Website and app data records
--- START ---

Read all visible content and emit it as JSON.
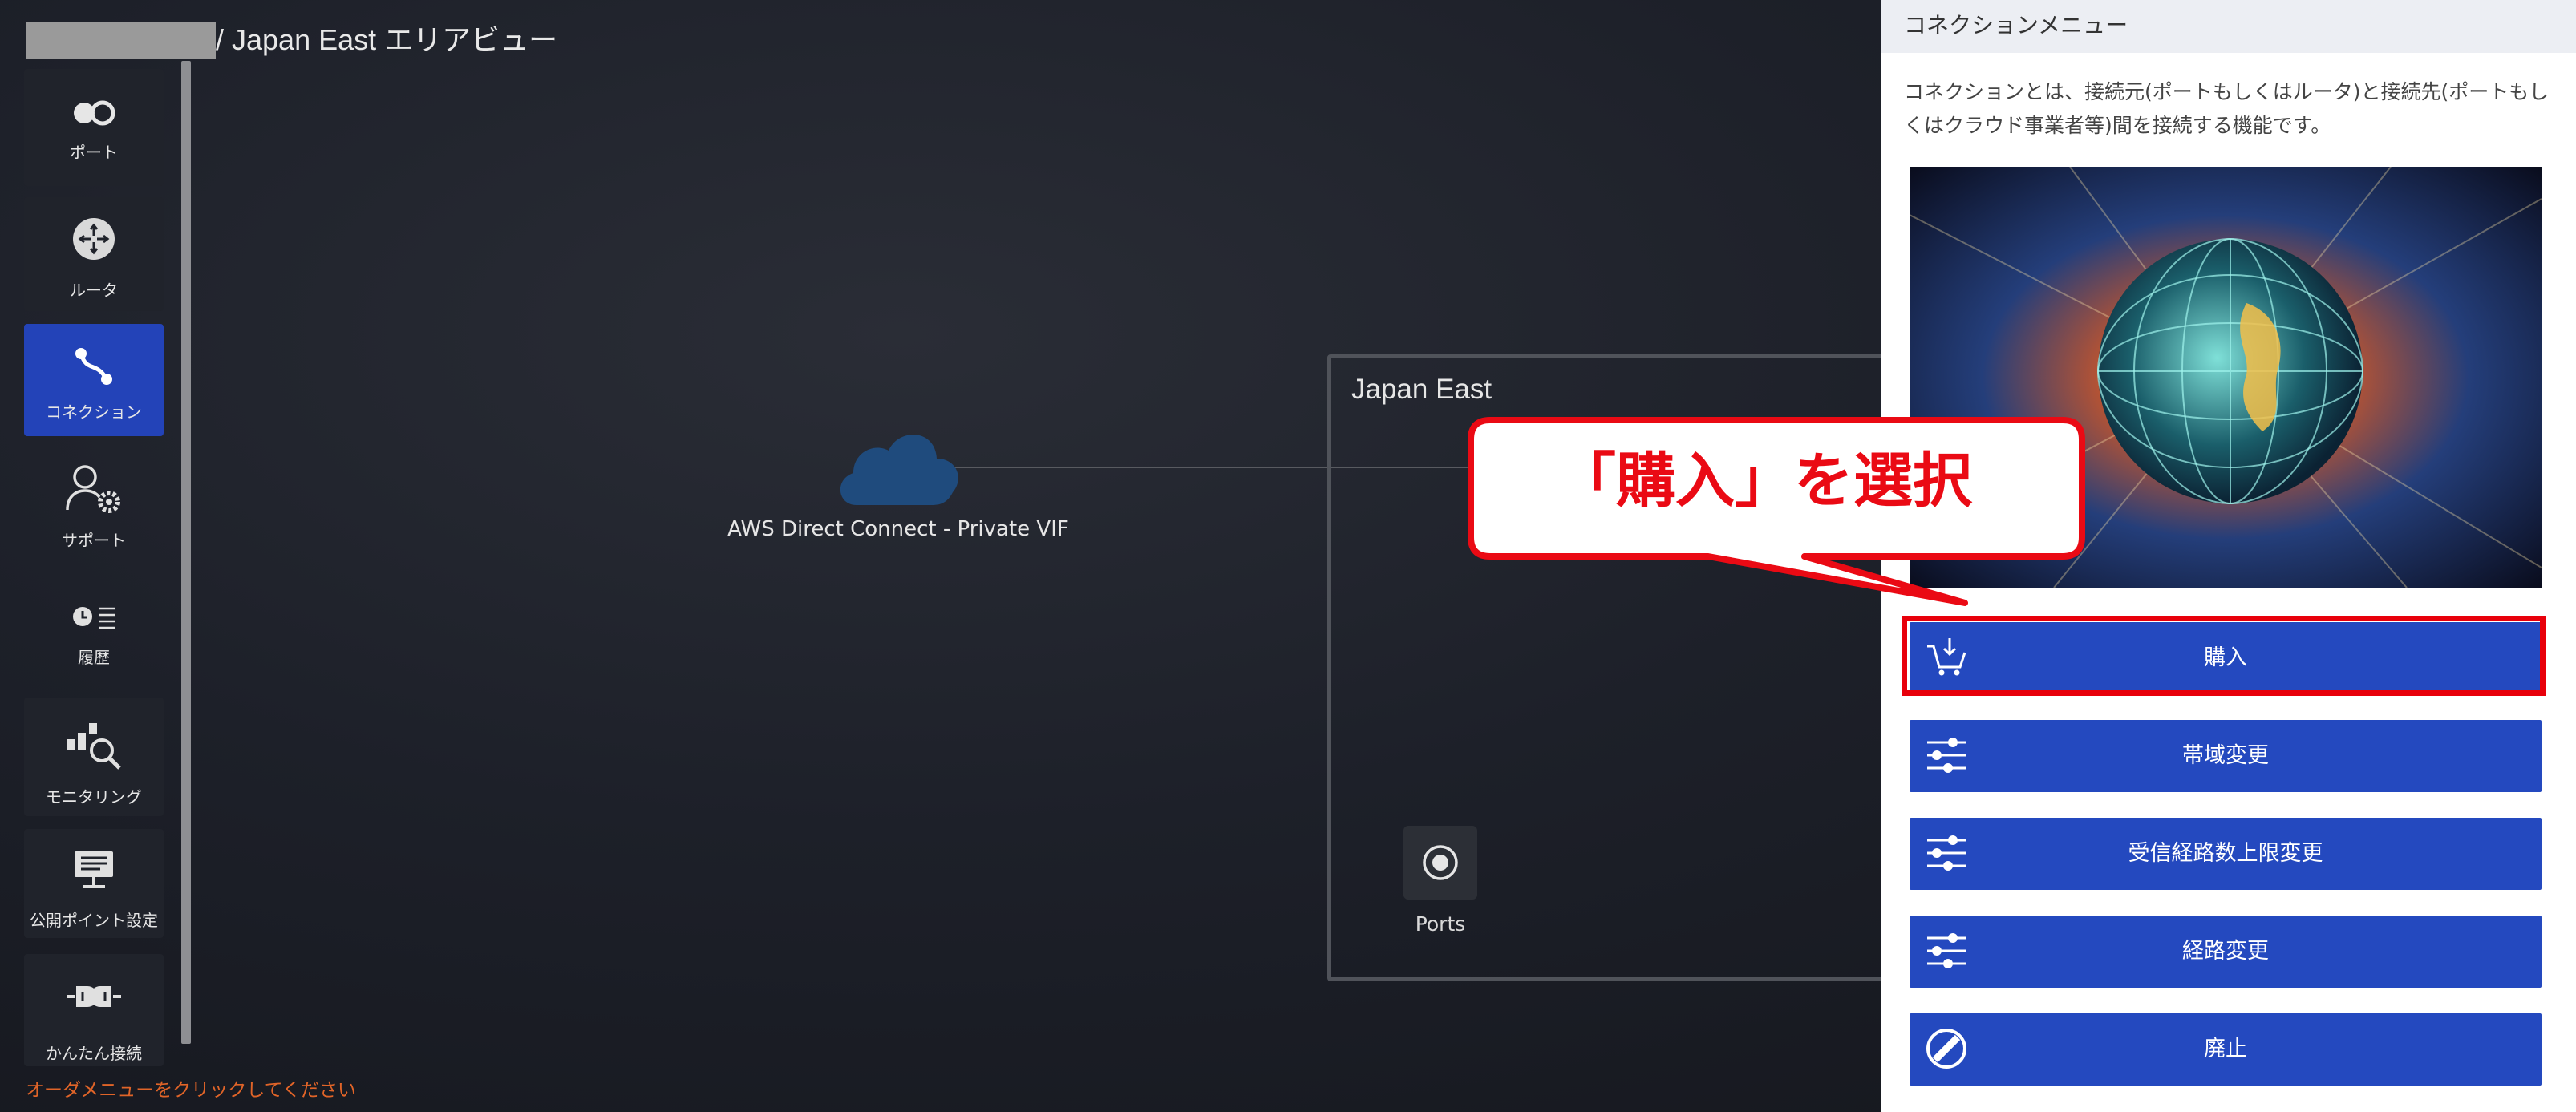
{
  "header": {
    "title": "/ Japan East エリアビュー"
  },
  "sidebar": {
    "items": [
      {
        "label": "ポート",
        "icon": "port-icon"
      },
      {
        "label": "ルータ",
        "icon": "router-icon"
      },
      {
        "label": "コネクション",
        "icon": "connection-icon",
        "active": true
      },
      {
        "label": "サポート",
        "icon": "support-icon"
      },
      {
        "label": "履歴",
        "icon": "history-icon"
      },
      {
        "label": "モニタリング",
        "icon": "monitoring-icon"
      },
      {
        "label": "公開ポイント設定",
        "icon": "public-point-icon"
      },
      {
        "label": "かんたん接続",
        "icon": "easy-connect-icon"
      }
    ],
    "bottom_message": "オーダメニューをクリックしてください"
  },
  "canvas": {
    "cloud_label": "AWS Direct Connect - Private VIF",
    "region_title": "Japan East",
    "ports_label": "Ports"
  },
  "panel": {
    "title": "コネクションメニュー",
    "description": "コネクションとは、接続元(ポートもしくはルータ)と接続先(ポートもしくはクラウド事業者等)間を接続する機能です。",
    "buttons": [
      {
        "label": "購入",
        "icon": "cart-icon"
      },
      {
        "label": "帯域変更",
        "icon": "sliders-icon"
      },
      {
        "label": "受信経路数上限変更",
        "icon": "sliders-icon"
      },
      {
        "label": "経路変更",
        "icon": "sliders-icon"
      },
      {
        "label": "廃止",
        "icon": "ban-icon"
      }
    ]
  },
  "annotation": {
    "callout": "「購入」を選択"
  },
  "colors": {
    "accent": "#2449bf",
    "highlight": "#e8000b",
    "background": "#1b1e25"
  }
}
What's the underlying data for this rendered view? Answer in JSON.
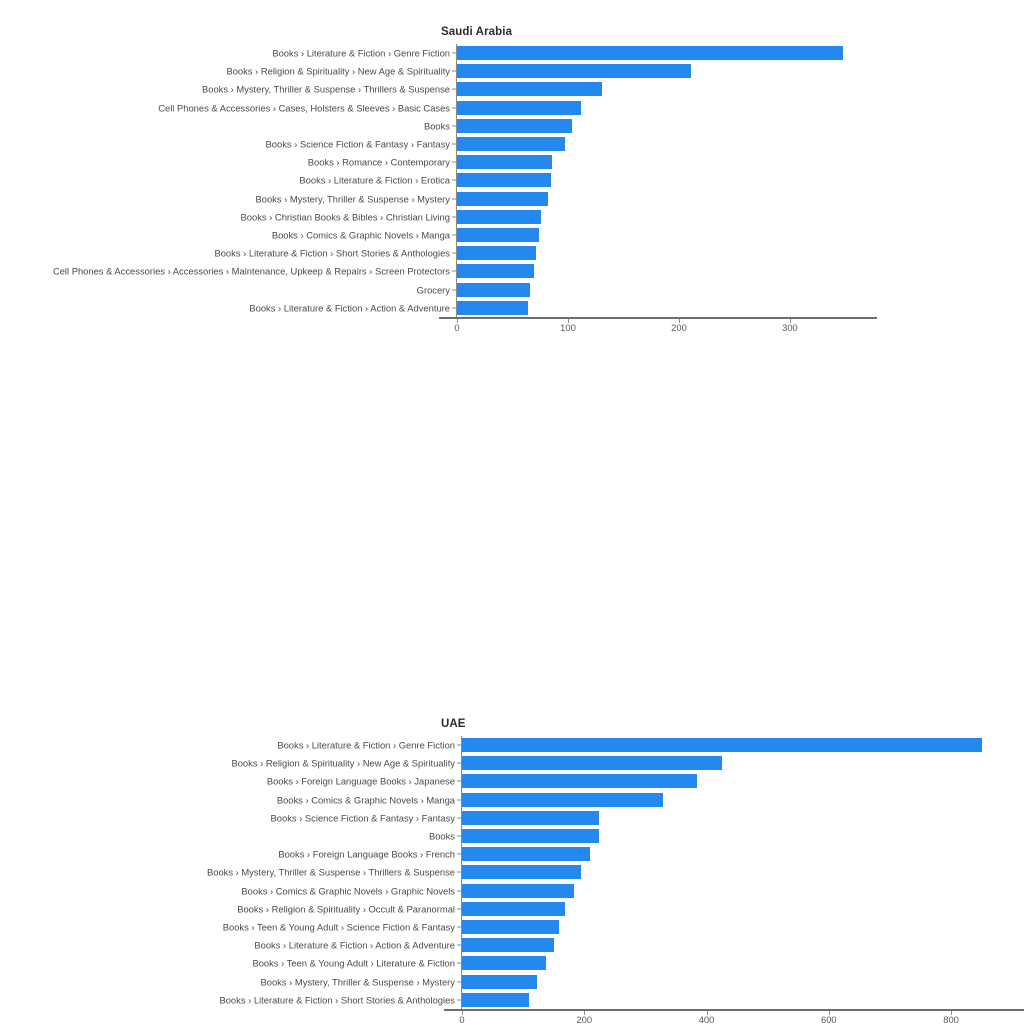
{
  "figure": {
    "background": "#ffffff",
    "bar_color": "#2389ef",
    "axis_color": "#6e6e6e",
    "label_color": "#4a4a4a"
  },
  "chart_data": [
    {
      "type": "bar",
      "orientation": "horizontal",
      "title": "Saudi Arabia",
      "xlabel": "",
      "ylabel": "",
      "xlim": [
        0,
        355
      ],
      "xticks": [
        0,
        100,
        200,
        300
      ],
      "xtick_labels": [
        "0",
        "100",
        "200",
        "300"
      ],
      "grid": false,
      "legend": false,
      "categories": [
        "Books › Literature & Fiction › Genre Fiction",
        "Books › Religion & Spirituality › New Age & Spirituality",
        "Books › Mystery, Thriller & Suspense › Thrillers & Suspense",
        "Cell Phones & Accessories › Cases, Holsters & Sleeves › Basic Cases",
        "Books",
        "Books › Science Fiction & Fantasy › Fantasy",
        "Books › Romance › Contemporary",
        "Books › Literature & Fiction › Erotica",
        "Books › Mystery, Thriller & Suspense › Mystery",
        "Books › Christian Books & Bibles › Christian Living",
        "Books › Comics & Graphic Novels › Manga",
        "Books › Literature & Fiction › Short Stories & Anthologies",
        "Cell Phones & Accessories › Accessories › Maintenance, Upkeep & Repairs › Screen Protectors",
        "Grocery",
        "Books › Literature & Fiction › Action & Adventure"
      ],
      "values": [
        348,
        211,
        131,
        112,
        104,
        97,
        86,
        85,
        82,
        76,
        74,
        71,
        69,
        66,
        64
      ]
    },
    {
      "type": "bar",
      "orientation": "horizontal",
      "title": "UAE",
      "xlabel": "",
      "ylabel": "",
      "xlim": [
        0,
        880
      ],
      "xticks": [
        0,
        200,
        400,
        600,
        800
      ],
      "xtick_labels": [
        "0",
        "200",
        "400",
        "600",
        "800"
      ],
      "grid": false,
      "legend": false,
      "categories": [
        "Books › Literature & Fiction › Genre Fiction",
        "Books › Religion & Spirituality › New Age & Spirituality",
        "Books › Foreign Language Books › Japanese",
        "Books › Comics & Graphic Novels › Manga",
        "Books › Science Fiction & Fantasy › Fantasy",
        "Books",
        "Books › Foreign Language Books › French",
        "Books › Mystery, Thriller & Suspense › Thrillers & Suspense",
        "Books › Comics & Graphic Novels › Graphic Novels",
        "Books › Religion & Spirituality › Occult & Paranormal",
        "Books › Teen & Young Adult › Science Fiction & Fantasy",
        "Books › Literature & Fiction › Action & Adventure",
        "Books › Teen & Young Adult › Literature & Fiction",
        "Books › Mystery, Thriller & Suspense › Mystery",
        "Books › Literature & Fiction › Short Stories & Anthologies"
      ],
      "values": [
        851,
        426,
        385,
        328,
        224,
        224,
        210,
        194,
        184,
        168,
        158,
        150,
        137,
        122,
        109
      ]
    }
  ]
}
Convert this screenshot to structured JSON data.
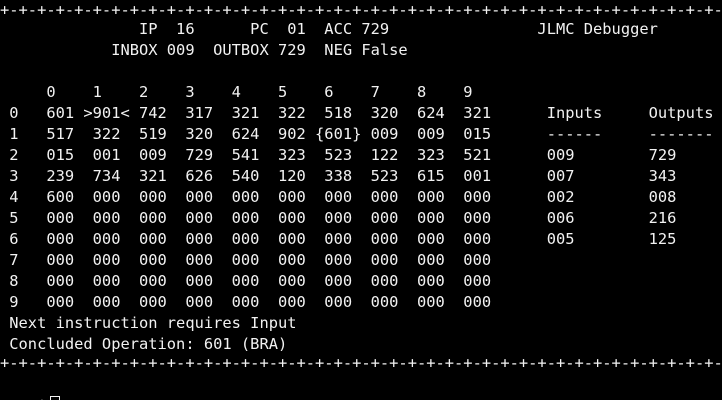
{
  "border": "+-+-+-+-+-+-+-+-+-+-+-+-+-+-+-+-+-+-+-+-+-+-+-+-+-+-+-+-+-+-+-+-+-+-+-+-+-+-+-+-+-+-+-+-+-+-+-+-+-+-+-+-+-+-+-+-+-+-+-+-+-+-+-+-+-+-+-+-+-+-+-+-+",
  "header": {
    "line1": "               IP  16      PC  01  ACC 729                JLMC Debugger",
    "line2": "            INBOX 009  OUTBOX 729  NEG False"
  },
  "memory": {
    "column_header": "     0    1    2    3    4    5    6    7    8    9",
    "rows": [
      " 0   601 >901< 742  317  321  322  518  320  624  321      Inputs     Outputs",
      " 1   517  322  519  320  624  902 {601} 009  009  015      ------     -------",
      " 2   015  001  009  729  541  323  523  122  323  521      009        729",
      " 3   239  734  321  626  540  120  338  523  615  001      007        343",
      " 4   600  000  000  000  000  000  000  000  000  000      002        008",
      " 5   000  000  000  000  000  000  000  000  000  000      006        216",
      " 6   000  000  000  000  000  000  000  000  000  000      005        125",
      " 7   000  000  000  000  000  000  000  000  000  000",
      " 8   000  000  000  000  000  000  000  000  000  000",
      " 9   000  000  000  000  000  000  000  000  000  000"
    ]
  },
  "status": {
    "next_instruction": " Next instruction requires Input",
    "concluded": " Concluded Operation: 601 (BRA)"
  },
  "prompt": {
    "symbol": "$"
  },
  "colors": {
    "background": "#000000",
    "foreground": "#f2f2f2"
  }
}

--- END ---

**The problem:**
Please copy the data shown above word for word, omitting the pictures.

**Result of the exercise:**
Read all visible content and emit it as JSON.
{
  "header": {
    "title": "/ Japan East エリアビュー"
  },
  "sidebar": {
    "items": [
      {
        "label": "ポート",
        "icon": "port-icon"
      },
      {
        "label": "ルータ",
        "icon": "router-icon"
      },
      {
        "label": "コネクション",
        "icon": "connection-icon",
        "active": true
      },
      {
        "label": "サポート",
        "icon": "support-icon"
      },
      {
        "label": "履歴",
        "icon": "history-icon"
      },
      {
        "label": "モニタリング",
        "icon": "monitoring-icon"
      },
      {
        "label": "公開ポイント設定",
        "icon": "public-point-icon"
      },
      {
        "label": "かんたん接続",
        "icon": "easy-connect-icon"
      }
    ],
    "bottom_message": "オーダメニューをクリックしてください"
  },
  "canvas": {
    "cloud_label": "AWS Direct Connect - Private VIF",
    "region_title": "Japan East",
    "ports_label": "Ports"
  },
  "panel": {
    "title": "コネクションメニュー",
    "description": "コネクションとは、接続元(ポートもしくはルータ)と接続先(ポートもしくはクラウド事業者等)間を接続する機能です。",
    "buttons": [
      {
        "label": "購入",
        "icon": "cart-icon"
      },
      {
        "label": "帯域変更",
        "icon": "sliders-icon"
      },
      {
        "label": "受信経路数上限変更",
        "icon": "sliders-icon"
      },
      {
        "label": "経路変更",
        "icon": "sliders-icon"
      },
      {
        "label": "廃止",
        "icon": "ban-icon"
      }
    ]
  },
  "annotation": {
    "callout": "「購入」を選択"
  },
  "colors": {
    "accent": "#2449bf",
    "highlight": "#e8000b",
    "background": "#1b1e25"
  }
}
What's the underlying data for this rendered view? Answer in JSON.
{
  "figure": {
    "background": "#ffffff",
    "bar_color": "#2389ef",
    "axis_color": "#6e6e6e",
    "label_color": "#4a4a4a"
  },
  "chart_data": [
    {
      "type": "bar",
      "orientation": "horizontal",
      "title": "Saudi Arabia",
      "xlabel": "",
      "ylabel": "",
      "xlim": [
        0,
        355
      ],
      "xticks": [
        0,
        100,
        200,
        300
      ],
      "xtick_labels": [
        "0",
        "100",
        "200",
        "300"
      ],
      "grid": false,
      "legend": false,
      "categories": [
        "Books › Literature & Fiction › Genre Fiction",
        "Books › Religion & Spirituality › New Age & Spirituality",
        "Books › Mystery, Thriller & Suspense › Thrillers & Suspense",
        "Cell Phones & Accessories › Cases, Holsters & Sleeves › Basic Cases",
        "Books",
        "Books › Science Fiction & Fantasy › Fantasy",
        "Books › Romance › Contemporary",
        "Books › Literature & Fiction › Erotica",
        "Books › Mystery, Thriller & Suspense › Mystery",
        "Books › Christian Books & Bibles › Christian Living",
        "Books › Comics & Graphic Novels › Manga",
        "Books › Literature & Fiction › Short Stories & Anthologies",
        "Cell Phones & Accessories › Accessories › Maintenance, Upkeep & Repairs › Screen Protectors",
        "Grocery",
        "Books › Literature & Fiction › Action & Adventure"
      ],
      "values": [
        348,
        211,
        131,
        112,
        104,
        97,
        86,
        85,
        82,
        76,
        74,
        71,
        69,
        66,
        64
      ]
    },
    {
      "type": "bar",
      "orientation": "horizontal",
      "title": "UAE",
      "xlabel": "",
      "ylabel": "",
      "xlim": [
        0,
        880
      ],
      "xticks": [
        0,
        200,
        400,
        600,
        800
      ],
      "xtick_labels": [
        "0",
        "200",
        "400",
        "600",
        "800"
      ],
      "grid": false,
      "legend": false,
      "categories": [
        "Books › Literature & Fiction › Genre Fiction",
        "Books › Religion & Spirituality › New Age & Spirituality",
        "Books › Foreign Language Books › Japanese",
        "Books › Comics & Graphic Novels › Manga",
        "Books › Science Fiction & Fantasy › Fantasy",
        "Books",
        "Books › Foreign Language Books › French",
        "Books › Mystery, Thriller & Suspense › Thrillers & Suspense",
        "Books › Comics & Graphic Novels › Graphic Novels",
        "Books › Religion & Spirituality › Occult & Paranormal",
        "Books › Teen & Young Adult › Science Fiction & Fantasy",
        "Books › Literature & Fiction › Action & Adventure",
        "Books › Teen & Young Adult › Literature & Fiction",
        "Books › Mystery, Thriller & Suspense › Mystery",
        "Books › Literature & Fiction › Short Stories & Anthologies"
      ],
      "values": [
        851,
        426,
        385,
        328,
        224,
        224,
        210,
        194,
        184,
        168,
        158,
        150,
        137,
        122,
        109
      ]
    }
  ]
}
Convert this screenshot to structured JSON data.
{
  "border": "+-+-+-+-+-+-+-+-+-+-+-+-+-+-+-+-+-+-+-+-+-+-+-+-+-+-+-+-+-+-+-+-+-+-+-+-+-+-+-+-+-+-+-+-+-+-+-+-+-+-+-+-+-+-+-+-+-+-+-+-+-+-+-+-+-+-+-+-+-+-+-+-+",
  "header": {
    "line1": "               IP  16      PC  01  ACC 729                JLMC Debugger",
    "line2": "            INBOX 009  OUTBOX 729  NEG False"
  },
  "memory": {
    "column_header": "     0    1    2    3    4    5    6    7    8    9",
    "rows": [
      " 0   601 >901< 742  317  321  322  518  320  624  321      Inputs     Outputs",
      " 1   517  322  519  320  624  902 {601} 009  009  015      ------     -------",
      " 2   015  001  009  729  541  323  523  122  323  521      009        729",
      " 3   239  734  321  626  540  120  338  523  615  001      007        343",
      " 4   600  000  000  000  000  000  000  000  000  000      002        008",
      " 5   000  000  000  000  000  000  000  000  000  000      006        216",
      " 6   000  000  000  000  000  000  000  000  000  000      005        125",
      " 7   000  000  000  000  000  000  000  000  000  000",
      " 8   000  000  000  000  000  000  000  000  000  000",
      " 9   000  000  000  000  000  000  000  000  000  000"
    ]
  },
  "status": {
    "next_instruction": " Next instruction requires Input",
    "concluded": " Concluded Operation: 601 (BRA)"
  },
  "prompt": {
    "symbol": "$"
  },
  "colors": {
    "background": "#000000",
    "foreground": "#f2f2f2"
  }
}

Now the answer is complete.